“There is a reason why other countries are investing so much in their manufacturing sector,” says John Fleming, executive vice president for global manufacturing and labor affairs at Ford. “No healthy economy since the Industrial Revolution has prospered without a strong manufacturing base.”

The challenge for Montebourg and others in Europe that want to bring manufacturing back to their shores, will be to convince the multinationals that a European country can be more competitive than the United States as a global export base.

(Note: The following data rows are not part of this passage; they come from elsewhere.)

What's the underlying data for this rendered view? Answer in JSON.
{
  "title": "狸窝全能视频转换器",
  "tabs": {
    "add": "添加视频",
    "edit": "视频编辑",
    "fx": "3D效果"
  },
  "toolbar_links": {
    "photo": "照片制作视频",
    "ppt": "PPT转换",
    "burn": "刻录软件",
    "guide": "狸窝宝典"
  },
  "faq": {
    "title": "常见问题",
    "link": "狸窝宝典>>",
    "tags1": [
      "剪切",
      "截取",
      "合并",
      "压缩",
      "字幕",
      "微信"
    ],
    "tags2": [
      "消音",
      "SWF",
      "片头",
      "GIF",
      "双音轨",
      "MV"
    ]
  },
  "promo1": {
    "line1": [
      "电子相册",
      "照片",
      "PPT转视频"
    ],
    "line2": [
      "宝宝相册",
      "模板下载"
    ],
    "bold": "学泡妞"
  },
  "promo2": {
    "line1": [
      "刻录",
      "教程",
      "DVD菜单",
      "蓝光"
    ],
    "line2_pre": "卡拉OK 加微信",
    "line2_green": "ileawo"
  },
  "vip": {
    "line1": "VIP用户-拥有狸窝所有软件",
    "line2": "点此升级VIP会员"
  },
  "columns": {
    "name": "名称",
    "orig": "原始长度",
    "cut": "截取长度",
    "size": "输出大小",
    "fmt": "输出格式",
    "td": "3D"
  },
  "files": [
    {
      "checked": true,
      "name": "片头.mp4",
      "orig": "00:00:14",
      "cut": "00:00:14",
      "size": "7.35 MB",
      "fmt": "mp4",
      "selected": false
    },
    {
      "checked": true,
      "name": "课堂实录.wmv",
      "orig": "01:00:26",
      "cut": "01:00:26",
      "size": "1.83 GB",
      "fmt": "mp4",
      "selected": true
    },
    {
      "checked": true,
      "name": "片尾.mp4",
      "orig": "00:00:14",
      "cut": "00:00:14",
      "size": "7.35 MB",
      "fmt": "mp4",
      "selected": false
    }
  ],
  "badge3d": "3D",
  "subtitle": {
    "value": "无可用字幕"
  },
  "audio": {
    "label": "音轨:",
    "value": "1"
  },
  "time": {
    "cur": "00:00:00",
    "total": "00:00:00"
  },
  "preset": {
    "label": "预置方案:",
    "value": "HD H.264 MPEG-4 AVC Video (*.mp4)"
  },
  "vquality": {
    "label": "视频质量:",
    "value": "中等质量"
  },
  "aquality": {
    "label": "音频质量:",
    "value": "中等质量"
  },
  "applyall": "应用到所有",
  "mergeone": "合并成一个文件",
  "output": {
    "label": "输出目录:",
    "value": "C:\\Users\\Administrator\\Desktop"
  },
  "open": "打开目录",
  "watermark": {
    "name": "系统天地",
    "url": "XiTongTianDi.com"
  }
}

Ford Motor Company invested about $200 million to add new assembly lines at its existing Cleveland Engine Plant in Brook Park, Ohio, to produce its 2.0-liter EcoBoost engine earlier this year, creating about 450 new jobs. A Ford spokesman says the investment will not affect production elsewhere.


The Coleman Company moved production of 16-quart wheeled plastic coolers from China to Wichita, Kansas, in May 2011.The company cited rising costs for transpacific shipping and manufacturing in China.


General Electric invested more than $100 million to add two new assembly lines to build high-efficiency washing machines and dryers at its Appliance Park facility in Louisville, Kentucky, in April, creating about 200 new jobs, according to a GE statement.


Master Lock has brought back manufacturing from China to its Milwaukee, Wisconsin, factory, creating about 100 jobs since mid-2010. The company cited higher labor and logistics costs in Asia and “a more competitive overall cost structure” in Milwaukee.


Element Electronics announced in August that it would invest about $7.5 million in a 315,000-square-foot factory in Winnsboro, South Carolina, that will manufacture flat-screen televisions.


Farouk Systems moved production of hair dryers, hair irons and other hair tools from China to Houston, Texas, creating 1,200 jobs, in August 2009. Factoring in automation, the company said, American workers were more efficient than Chinese ones.